Processing methods for printed electronics these days involves steps such as chemical bath to rinse away unwanted material, a hardening process to ensure layers don’t mix, or an extended bake to remove traces of organic material that can interfere with electric fields. Besides being cumbersome, these steps also inhibit their large scale implementation for various applications.
To improve the current scenario, electrical engineers at Duke University have successfully developed a fully print-in-place technique for electronics that is gentle enough to work on delicate surfaces such as paper and human skin. Through this advancement, the engineers hope that this technology can be implemented for embedded electronic tattoos and biosensor-based bandages for medical patients.
“Over the years there have been a slew of research papers promising these kinds of ‘fully printed electronics,’ but the reality is that the process actually involves taking the sample out multiple times to bake it, wash it or spin-coat materials onto it.” said Aaron Franklin, Associate Professor of Electrical and Computer Engineering, Duke University Franklin. “Ours is the first where the reality matches the public perception.”
Previous flexible design
Earlier devised electronic tattoos were thin, flexible patches of rubber that contained flexible electrical components. The thin film stuck to skin much like a temporary tattoo and was effective in monitoring heart and brain. However, they’re not suited enough for direct surface modification by adding custom electronics.
Newer procesing method
To develop the electronic tattoo, first, a novel ink was created that contained silver nanowires for printing onto any substrate at low temperatures with an aerosol printer. It produced a thin film that maintained its conductivity without any further processing. After being printed, the ink was dried for it to retain its high electrical performance (even after undergoing bending strain several times).

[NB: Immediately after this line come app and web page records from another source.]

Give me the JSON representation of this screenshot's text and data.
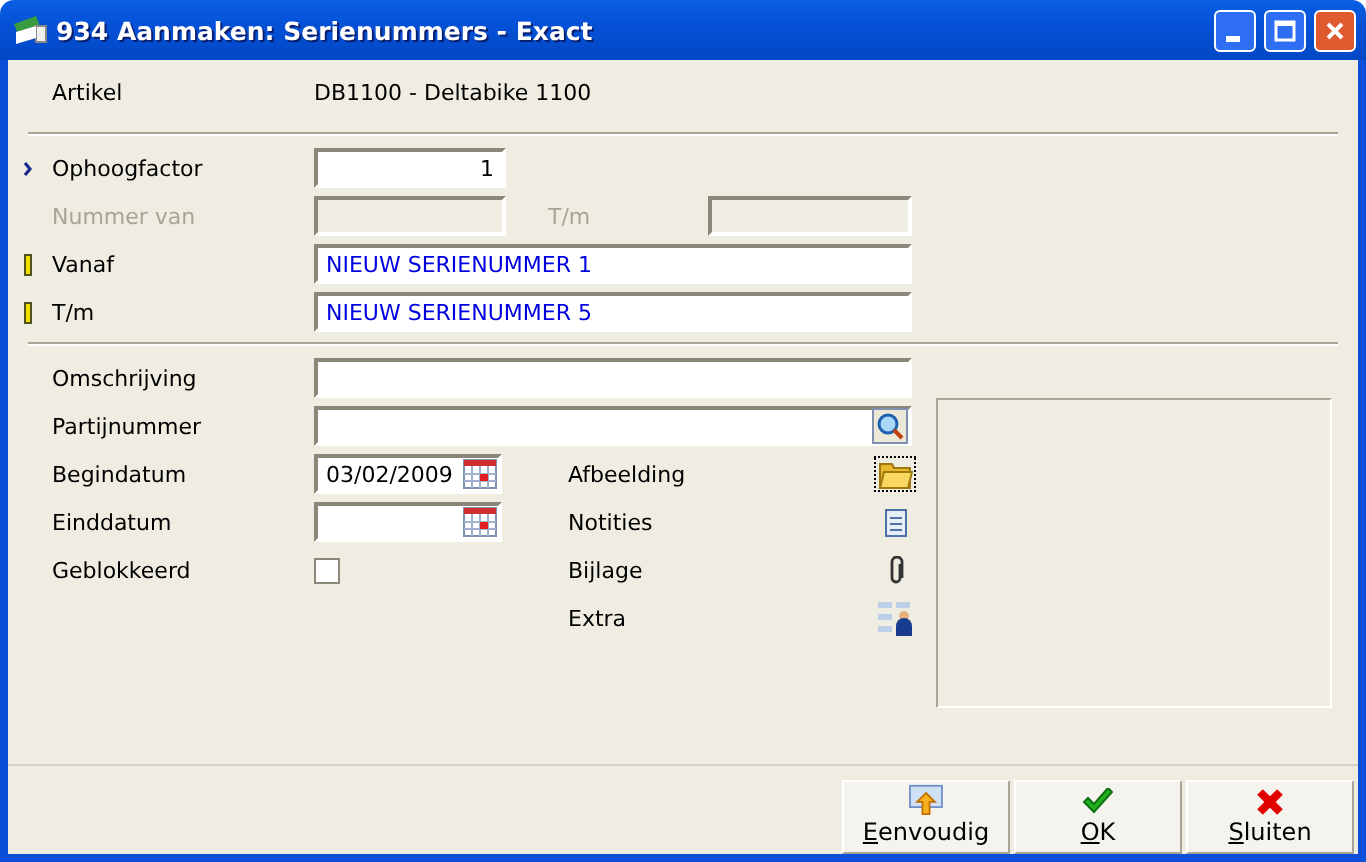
{
  "window": {
    "title": "934 Aanmaken: Serienummers - Exact"
  },
  "article": {
    "label": "Artikel",
    "value": "DB1100 - Deltabike 1100"
  },
  "range_rows": [
    {
      "kind": "number",
      "label": "Ophoogfactor",
      "value": "1",
      "focused": true,
      "required": false,
      "disabled": false
    },
    {
      "kind": "pair",
      "label": "Nummer van",
      "second_label": "T/m",
      "focused": false,
      "required": false,
      "disabled": true
    },
    {
      "kind": "text",
      "label": "Vanaf",
      "value": "NIEUW SERIENUMMER 1",
      "focused": false,
      "required": true,
      "disabled": false
    },
    {
      "kind": "text",
      "label": "T/m",
      "value": "NIEUW SERIENUMMER 5",
      "focused": false,
      "required": true,
      "disabled": false
    }
  ],
  "detail_rows": [
    {
      "kind": "text",
      "label": "Omschrijving"
    },
    {
      "kind": "lookup",
      "label": "Partijnummer"
    },
    {
      "kind": "date",
      "label": "Begindatum",
      "value": "03/02/2009"
    },
    {
      "kind": "date",
      "label": "Einddatum"
    },
    {
      "kind": "checkbox",
      "label": "Geblokkeerd",
      "checked": false
    }
  ],
  "attachments": [
    {
      "kind": "folder",
      "label": "Afbeelding",
      "focused": true
    },
    {
      "kind": "notes",
      "label": "Notities",
      "focused": false
    },
    {
      "kind": "clip",
      "label": "Bijlage",
      "focused": false
    },
    {
      "kind": "extra",
      "label": "Extra",
      "focused": false
    }
  ],
  "buttons": [
    {
      "kind": "simple",
      "label": "Eenvoudig"
    },
    {
      "kind": "ok",
      "label": "OK"
    },
    {
      "kind": "close",
      "label": "Sluiten"
    }
  ]
}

This print-in-place requires fewer steps and despite the need for each layer to dry completely to avoid mixing of materials, the overall procedure can be completed at a low processing temperature.
“For direct or additive printing to ever really be useful, you’re going to need to be able to print the entirety of whatever you’re printing in one step,” said Franklin. “Some of the more exotic applications include intimately connected electronic tattoos that could be used for biological tagging or unique detection mechanisms, rapid prototyping for on-the-fly custom electronics, and paper-based diagnostics that could be integrated readily into customized bandages.”
Can be used for prototyping
According to the developers, this printing method has the potential to be used for rapid prototyping or situations where one size doesn’t fit all.
“Think about creating bespoke bandages that contain electronics like biosensors, where a nurse could just walk over to a work station and punch in what features were needed for a specific patient,” said Franklin. “This is the type of print-on-demand capability that could help drive that.”
This content was originally published here.